### DATA RECORDS
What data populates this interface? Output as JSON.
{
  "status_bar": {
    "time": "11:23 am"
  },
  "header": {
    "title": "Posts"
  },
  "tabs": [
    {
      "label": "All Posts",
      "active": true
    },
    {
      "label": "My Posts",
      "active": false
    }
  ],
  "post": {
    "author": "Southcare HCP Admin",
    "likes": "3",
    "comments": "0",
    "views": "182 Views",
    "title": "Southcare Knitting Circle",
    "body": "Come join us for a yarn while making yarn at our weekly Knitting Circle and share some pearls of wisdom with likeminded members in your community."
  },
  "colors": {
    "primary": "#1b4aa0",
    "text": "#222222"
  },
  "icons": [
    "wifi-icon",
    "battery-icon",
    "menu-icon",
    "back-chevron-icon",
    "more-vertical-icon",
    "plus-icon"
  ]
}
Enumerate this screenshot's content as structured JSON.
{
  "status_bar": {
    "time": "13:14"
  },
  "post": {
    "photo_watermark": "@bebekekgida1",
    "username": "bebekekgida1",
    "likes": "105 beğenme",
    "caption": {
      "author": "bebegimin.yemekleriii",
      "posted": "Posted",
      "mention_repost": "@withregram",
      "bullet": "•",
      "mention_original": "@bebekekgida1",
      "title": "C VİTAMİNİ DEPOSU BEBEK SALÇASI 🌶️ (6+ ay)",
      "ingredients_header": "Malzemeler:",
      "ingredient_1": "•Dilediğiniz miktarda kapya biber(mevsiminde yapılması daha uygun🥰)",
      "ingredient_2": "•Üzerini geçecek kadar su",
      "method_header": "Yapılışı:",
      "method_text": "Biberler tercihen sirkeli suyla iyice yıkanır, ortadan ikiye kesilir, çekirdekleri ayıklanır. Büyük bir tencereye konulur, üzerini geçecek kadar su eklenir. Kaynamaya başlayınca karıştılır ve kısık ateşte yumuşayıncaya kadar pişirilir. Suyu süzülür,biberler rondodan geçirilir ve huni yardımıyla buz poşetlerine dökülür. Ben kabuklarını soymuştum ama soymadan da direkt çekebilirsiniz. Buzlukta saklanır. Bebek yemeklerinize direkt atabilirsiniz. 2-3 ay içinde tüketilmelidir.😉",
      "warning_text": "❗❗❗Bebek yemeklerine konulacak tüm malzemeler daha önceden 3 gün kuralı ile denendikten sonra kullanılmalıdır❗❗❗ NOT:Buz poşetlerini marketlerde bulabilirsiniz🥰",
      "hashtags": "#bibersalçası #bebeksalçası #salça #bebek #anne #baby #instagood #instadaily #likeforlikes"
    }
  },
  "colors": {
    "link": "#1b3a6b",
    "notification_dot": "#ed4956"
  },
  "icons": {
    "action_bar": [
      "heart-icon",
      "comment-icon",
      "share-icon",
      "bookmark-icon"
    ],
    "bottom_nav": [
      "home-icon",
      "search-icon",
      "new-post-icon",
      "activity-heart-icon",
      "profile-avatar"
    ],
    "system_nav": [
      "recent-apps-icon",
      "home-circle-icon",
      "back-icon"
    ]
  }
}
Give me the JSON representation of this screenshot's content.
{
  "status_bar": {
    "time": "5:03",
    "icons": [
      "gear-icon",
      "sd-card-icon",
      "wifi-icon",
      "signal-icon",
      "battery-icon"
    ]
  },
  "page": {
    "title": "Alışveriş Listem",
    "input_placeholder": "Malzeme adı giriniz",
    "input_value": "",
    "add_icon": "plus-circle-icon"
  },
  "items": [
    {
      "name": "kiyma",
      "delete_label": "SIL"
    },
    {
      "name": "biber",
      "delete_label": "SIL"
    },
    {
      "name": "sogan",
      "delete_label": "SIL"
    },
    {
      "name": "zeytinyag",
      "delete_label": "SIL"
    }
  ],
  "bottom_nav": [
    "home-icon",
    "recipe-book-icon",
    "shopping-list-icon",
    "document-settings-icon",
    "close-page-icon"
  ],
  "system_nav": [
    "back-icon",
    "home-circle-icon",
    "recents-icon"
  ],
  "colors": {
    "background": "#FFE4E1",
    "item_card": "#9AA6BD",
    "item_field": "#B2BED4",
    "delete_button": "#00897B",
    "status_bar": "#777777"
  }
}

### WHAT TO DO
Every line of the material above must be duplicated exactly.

### RESPONSE BELOW
What data populates this interface? Output as JSON.
{
  "status_bar": {
    "time": "11:23 am"
  },
  "header": {
    "title": "Posts"
  },
  "tabs": [
    {
      "label": "All Posts",
      "active": true
    },
    {
      "label": "My Posts",
      "active": false
    }
  ],
  "post": {
    "author": "Southcare HCP Admin",
    "likes": "3",
    "comments": "0",
    "views": "182 Views",
    "title": "Southcare Knitting Circle",
    "body": "Come join us for a yarn while making yarn at our weekly Knitting Circle and share some pearls of wisdom with likeminded members in your community."
  },
  "colors": {
    "primary": "#1b4aa0",
    "text": "#222222"
  },
  "icons": [
    "wifi-icon",
    "battery-icon",
    "menu-icon",
    "back-chevron-icon",
    "more-vertical-icon",
    "plus-icon"
  ]
}
Enumerate this screenshot's content as structured JSON.
{
  "status_bar": {
    "time": "13:14"
  },
  "post": {
    "photo_watermark": "@bebekekgida1",
    "username": "bebekekgida1",
    "likes": "105 beğenme",
    "caption": {
      "author": "bebegimin.yemekleriii",
      "posted": "Posted",
      "mention_repost": "@withregram",
      "bullet": "•",
      "mention_original": "@bebekekgida1",
      "title": "C VİTAMİNİ DEPOSU BEBEK SALÇASI 🌶️ (6+ ay)",
      "ingredients_header": "Malzemeler:",
      "ingredient_1": "•Dilediğiniz miktarda kapya biber(mevsiminde yapılması daha uygun🥰)",
      "ingredient_2": "•Üzerini geçecek kadar su",
      "method_header": "Yapılışı:",
      "method_text": "Biberler tercihen sirkeli suyla iyice yıkanır, ortadan ikiye kesilir, çekirdekleri ayıklanır. Büyük bir tencereye konulur, üzerini geçecek kadar su eklenir. Kaynamaya başlayınca karıştılır ve kısık ateşte yumuşayıncaya kadar pişirilir. Suyu süzülür,biberler rondodan geçirilir ve huni yardımıyla buz poşetlerine dökülür. Ben kabuklarını soymuştum ama soymadan da direkt çekebilirsiniz. Buzlukta saklanır. Bebek yemeklerinize direkt atabilirsiniz. 2-3 ay içinde tüketilmelidir.😉",
      "warning_text": "❗❗❗Bebek yemeklerine konulacak tüm malzemeler daha önceden 3 gün kuralı ile denendikten sonra kullanılmalıdır❗❗❗ NOT:Buz poşetlerini marketlerde bulabilirsiniz🥰",
      "hashtags": "#bibersalçası #bebeksalçası #salça #bebek #anne #baby #instagood #instadaily #likeforlikes"
    }
  },
  "colors": {
    "link": "#1b3a6b",
    "notification_dot": "#ed4956"
  },
  "icons": {
    "action_bar": [
      "heart-icon",
      "comment-icon",
      "share-icon",
      "bookmark-icon"
    ],
    "bottom_nav": [
      "home-icon",
      "search-icon",
      "new-post-icon",
      "activity-heart-icon",
      "profile-avatar"
    ],
    "system_nav": [
      "recent-apps-icon",
      "home-circle-icon",
      "back-icon"
    ]
  }
}
Give me the JSON representation of this screenshot's content.
{
  "status_bar": {
    "time": "5:03",
    "icons": [
      "gear-icon",
      "sd-card-icon",
      "wifi-icon",
      "signal-icon",
      "battery-icon"
    ]
  },
  "page": {
    "title": "Alışveriş Listem",
    "input_placeholder": "Malzeme adı giriniz",
    "input_value": "",
    "add_icon": "plus-circle-icon"
  },
  "items": [
    {
      "name": "kiyma",
      "delete_label": "SIL"
    },
    {
      "name": "biber",
      "delete_label": "SIL"
    },
    {
      "name": "sogan",
      "delete_label": "SIL"
    },
    {
      "name": "zeytinyag",
      "delete_label": "SIL"
    }
  ],
  "bottom_nav": [
    "home-icon",
    "recipe-book-icon",
    "shopping-list-icon",
    "document-settings-icon",
    "close-page-icon"
  ],
  "system_nav": [
    "back-icon",
    "home-circle-icon",
    "recents-icon"
  ],
  "colors": {
    "background": "#FFE4E1",
    "item_card": "#9AA6BD",
    "item_field": "#B2BED4",
    "delete_button": "#00897B",
    "status_bar": "#777777"
  }
}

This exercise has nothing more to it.